conclude, rather, from the available research, that synthetic
phonics should be the foundation of all early reading
Jenny Chew scrutinised chapters in the following books, both edited by
Margaret Clark, for accuracy.
'Reading the Evidence:
Synthetic Phonics and Literacy Learning' 2017.
'Teaching Initial Literacy: Policies, Evidence and Ideology'
'Spelfabet' reviews Reading the Evidence: Synthetic
Phonics and Literacy Learning' 2017
So hands up, who hates phonics? Some very influential
'Old Andrew' explores phonics denialism -also see parts 2 and
information on contextualised / embedded / incidental /
analytic / rime and analogy...phonics.
As a matter of fact, evidence of the superiority of direct and systematic
(synthetic) phonics over indirect analytic phonics was already available in the 1960s. In her book Learning to Read: the great debate, Prof. Jeanne Chall noted that, ''The current research also suggests that some advantage may accrue to direct as compared to indirect phonics. It would seem that many of the characteristics of direct phonics, such as teaching letter-sounds directly, separating the letter-sounds from the words, giving practice in blending the sounds, and so forth are more effective than the less direct procedures used in current analytic phonics programmes'' (Chall. Learning to Read: the great debate.1967)
Marilyn Jager Adams wrote the foreword for the last book (The Academic Achievement Challenge) written by the late Jeanne
Chall, Professor of Education at Harvard University, outstanding academic researcher
and a staunch advocate for synthetic phonics. Marilyn Jager Adams wrote, ''Many years later,
when I was given the task of reviewing the research on phonics, Chall told me
that if I wrote the truth, I would lose old friends and make new enemies. She
warned me that I would never again be fully accepted by my academic colleagues''. Adams continues, ''(A)s
the evidence in favor of systematic, explicit phonics instruction for beginners
increased so too did the vehemence and nastiness of the backlash. The goal became
one of discrediting not just the research, but the integrity and character of

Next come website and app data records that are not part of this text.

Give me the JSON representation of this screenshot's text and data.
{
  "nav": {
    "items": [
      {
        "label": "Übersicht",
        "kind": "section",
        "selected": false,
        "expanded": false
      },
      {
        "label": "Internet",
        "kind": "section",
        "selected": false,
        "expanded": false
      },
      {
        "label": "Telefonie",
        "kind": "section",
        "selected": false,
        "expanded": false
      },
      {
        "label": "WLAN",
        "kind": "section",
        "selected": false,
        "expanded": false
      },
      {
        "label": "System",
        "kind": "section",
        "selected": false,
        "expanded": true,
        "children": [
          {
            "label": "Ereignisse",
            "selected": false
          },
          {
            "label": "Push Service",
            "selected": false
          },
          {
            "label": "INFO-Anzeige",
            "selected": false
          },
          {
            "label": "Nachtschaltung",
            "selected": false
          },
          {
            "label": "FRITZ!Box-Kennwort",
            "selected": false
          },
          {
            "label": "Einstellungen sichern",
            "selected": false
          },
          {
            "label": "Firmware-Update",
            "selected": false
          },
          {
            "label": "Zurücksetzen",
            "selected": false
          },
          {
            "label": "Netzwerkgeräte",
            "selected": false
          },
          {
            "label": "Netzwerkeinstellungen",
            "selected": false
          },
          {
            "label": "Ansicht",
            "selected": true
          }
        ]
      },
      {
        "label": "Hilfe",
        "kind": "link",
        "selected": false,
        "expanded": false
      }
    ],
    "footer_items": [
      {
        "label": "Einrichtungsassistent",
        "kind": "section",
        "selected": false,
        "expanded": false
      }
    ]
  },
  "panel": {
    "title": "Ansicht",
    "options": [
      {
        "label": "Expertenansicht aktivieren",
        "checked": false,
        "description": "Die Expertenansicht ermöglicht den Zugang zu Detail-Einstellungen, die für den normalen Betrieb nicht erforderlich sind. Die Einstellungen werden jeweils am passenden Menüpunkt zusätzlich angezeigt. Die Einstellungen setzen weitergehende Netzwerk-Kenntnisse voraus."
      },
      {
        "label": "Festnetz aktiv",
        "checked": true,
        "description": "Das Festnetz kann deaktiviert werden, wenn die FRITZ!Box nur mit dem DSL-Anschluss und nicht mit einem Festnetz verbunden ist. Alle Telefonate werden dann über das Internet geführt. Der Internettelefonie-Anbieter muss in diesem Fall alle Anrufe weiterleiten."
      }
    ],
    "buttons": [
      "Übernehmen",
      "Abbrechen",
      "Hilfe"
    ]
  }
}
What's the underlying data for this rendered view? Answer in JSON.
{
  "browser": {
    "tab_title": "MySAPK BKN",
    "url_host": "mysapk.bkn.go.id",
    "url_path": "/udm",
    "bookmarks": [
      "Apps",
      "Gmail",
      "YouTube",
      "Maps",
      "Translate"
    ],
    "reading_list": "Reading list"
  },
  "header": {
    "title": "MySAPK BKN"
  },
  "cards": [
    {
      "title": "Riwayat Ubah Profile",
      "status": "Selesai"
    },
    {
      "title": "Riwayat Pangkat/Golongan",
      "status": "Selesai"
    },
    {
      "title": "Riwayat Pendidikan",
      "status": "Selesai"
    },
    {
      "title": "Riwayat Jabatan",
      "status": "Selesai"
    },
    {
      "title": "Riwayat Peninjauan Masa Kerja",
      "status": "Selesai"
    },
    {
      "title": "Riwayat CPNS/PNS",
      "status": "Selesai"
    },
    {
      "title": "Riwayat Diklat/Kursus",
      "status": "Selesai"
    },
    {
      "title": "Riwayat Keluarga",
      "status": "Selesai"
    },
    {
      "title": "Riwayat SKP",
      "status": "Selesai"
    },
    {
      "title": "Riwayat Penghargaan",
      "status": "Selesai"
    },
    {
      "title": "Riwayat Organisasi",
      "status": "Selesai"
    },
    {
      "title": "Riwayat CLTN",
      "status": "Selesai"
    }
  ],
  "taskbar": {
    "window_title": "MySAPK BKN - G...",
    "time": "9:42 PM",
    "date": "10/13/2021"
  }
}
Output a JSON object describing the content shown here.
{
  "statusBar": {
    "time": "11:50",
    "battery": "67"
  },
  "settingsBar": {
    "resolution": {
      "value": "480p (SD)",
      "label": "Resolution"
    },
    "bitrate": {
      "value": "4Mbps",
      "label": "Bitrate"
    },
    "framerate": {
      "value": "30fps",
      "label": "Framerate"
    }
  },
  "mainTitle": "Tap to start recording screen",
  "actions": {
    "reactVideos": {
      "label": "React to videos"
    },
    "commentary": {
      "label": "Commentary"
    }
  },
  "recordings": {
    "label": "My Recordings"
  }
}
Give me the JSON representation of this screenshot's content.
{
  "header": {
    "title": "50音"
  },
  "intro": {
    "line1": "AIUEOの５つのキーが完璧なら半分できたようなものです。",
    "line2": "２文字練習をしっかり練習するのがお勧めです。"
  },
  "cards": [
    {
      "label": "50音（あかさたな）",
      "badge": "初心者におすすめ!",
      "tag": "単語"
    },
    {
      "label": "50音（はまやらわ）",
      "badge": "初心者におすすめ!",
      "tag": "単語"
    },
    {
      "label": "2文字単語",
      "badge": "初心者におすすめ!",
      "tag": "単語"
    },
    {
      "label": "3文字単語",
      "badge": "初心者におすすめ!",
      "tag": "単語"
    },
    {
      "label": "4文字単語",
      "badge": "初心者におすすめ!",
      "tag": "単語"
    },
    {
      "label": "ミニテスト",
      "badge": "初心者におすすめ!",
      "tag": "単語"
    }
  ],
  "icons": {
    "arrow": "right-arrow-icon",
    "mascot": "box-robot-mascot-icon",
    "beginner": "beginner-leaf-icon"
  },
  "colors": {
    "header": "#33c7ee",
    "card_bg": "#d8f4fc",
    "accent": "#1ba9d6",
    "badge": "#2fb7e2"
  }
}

those who had conducted it.'' (Chall p.vi)
Phonics advocates have something to sell
Joyce Morris: PhonicsPhobia: fascinating personal history of teaching reading 1940s ->1970s. UK